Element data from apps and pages
______
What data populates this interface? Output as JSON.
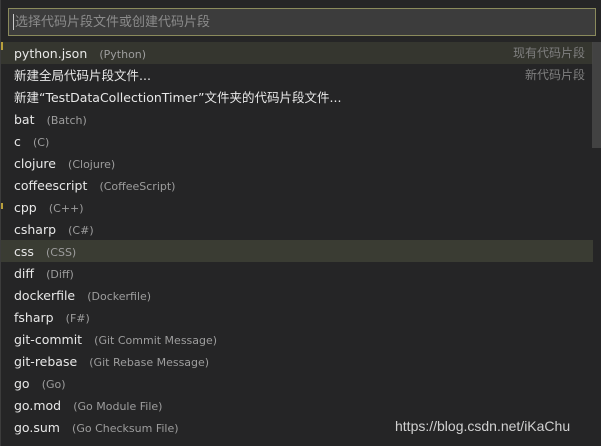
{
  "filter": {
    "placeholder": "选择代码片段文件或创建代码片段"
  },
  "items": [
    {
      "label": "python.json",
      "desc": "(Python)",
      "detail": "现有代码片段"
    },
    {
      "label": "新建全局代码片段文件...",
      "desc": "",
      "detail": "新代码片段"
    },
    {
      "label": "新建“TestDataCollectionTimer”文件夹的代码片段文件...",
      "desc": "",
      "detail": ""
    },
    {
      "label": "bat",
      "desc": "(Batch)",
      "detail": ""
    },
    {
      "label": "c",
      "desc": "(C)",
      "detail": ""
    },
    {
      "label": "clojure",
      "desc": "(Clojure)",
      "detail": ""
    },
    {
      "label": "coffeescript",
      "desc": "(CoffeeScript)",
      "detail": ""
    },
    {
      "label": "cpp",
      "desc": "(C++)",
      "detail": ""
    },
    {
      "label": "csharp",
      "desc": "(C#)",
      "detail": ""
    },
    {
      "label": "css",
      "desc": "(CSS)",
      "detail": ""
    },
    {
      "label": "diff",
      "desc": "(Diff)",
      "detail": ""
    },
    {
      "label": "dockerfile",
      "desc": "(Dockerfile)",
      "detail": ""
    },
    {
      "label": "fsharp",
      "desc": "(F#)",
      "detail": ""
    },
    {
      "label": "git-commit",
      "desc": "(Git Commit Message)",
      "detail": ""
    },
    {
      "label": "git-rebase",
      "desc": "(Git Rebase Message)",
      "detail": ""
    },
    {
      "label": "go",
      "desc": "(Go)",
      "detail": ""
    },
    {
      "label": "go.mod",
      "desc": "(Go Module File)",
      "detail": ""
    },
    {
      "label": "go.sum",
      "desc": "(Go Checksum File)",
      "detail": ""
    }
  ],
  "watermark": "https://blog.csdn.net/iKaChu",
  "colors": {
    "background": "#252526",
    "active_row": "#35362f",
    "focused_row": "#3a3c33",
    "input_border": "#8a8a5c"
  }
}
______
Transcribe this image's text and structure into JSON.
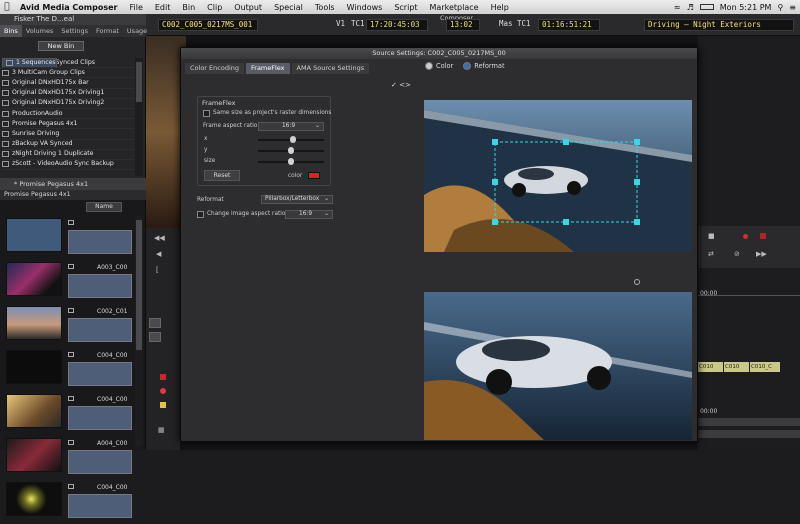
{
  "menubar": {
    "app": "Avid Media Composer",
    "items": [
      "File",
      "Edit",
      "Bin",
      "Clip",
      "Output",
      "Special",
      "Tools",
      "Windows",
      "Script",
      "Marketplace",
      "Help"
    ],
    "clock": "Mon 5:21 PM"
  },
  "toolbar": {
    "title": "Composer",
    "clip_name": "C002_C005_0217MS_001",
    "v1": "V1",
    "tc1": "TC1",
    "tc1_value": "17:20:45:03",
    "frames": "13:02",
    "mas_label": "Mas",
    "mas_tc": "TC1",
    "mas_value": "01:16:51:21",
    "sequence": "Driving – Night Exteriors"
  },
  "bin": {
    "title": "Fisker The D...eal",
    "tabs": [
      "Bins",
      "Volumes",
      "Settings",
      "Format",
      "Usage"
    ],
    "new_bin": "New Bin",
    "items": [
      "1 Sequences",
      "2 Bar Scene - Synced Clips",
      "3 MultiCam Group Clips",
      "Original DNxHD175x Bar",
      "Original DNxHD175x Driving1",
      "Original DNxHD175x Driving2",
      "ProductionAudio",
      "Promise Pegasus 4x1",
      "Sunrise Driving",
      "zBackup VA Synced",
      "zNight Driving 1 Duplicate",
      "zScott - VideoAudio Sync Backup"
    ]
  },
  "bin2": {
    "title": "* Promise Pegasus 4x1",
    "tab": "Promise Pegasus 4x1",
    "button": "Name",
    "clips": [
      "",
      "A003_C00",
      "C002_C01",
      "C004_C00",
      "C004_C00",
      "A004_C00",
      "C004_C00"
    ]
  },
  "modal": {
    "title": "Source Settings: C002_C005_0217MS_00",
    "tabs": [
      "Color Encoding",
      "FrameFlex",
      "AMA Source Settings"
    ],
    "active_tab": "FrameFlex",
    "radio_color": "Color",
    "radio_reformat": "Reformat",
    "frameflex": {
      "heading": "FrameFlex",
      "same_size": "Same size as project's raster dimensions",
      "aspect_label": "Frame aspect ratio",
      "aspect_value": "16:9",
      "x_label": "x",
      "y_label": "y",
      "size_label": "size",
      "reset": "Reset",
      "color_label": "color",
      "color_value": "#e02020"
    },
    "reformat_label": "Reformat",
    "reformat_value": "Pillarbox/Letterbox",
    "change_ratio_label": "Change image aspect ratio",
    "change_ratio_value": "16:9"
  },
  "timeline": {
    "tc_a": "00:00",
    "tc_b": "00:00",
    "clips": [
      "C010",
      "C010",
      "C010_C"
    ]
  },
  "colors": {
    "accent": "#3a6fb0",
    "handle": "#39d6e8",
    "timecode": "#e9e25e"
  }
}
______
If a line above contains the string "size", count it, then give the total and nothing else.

2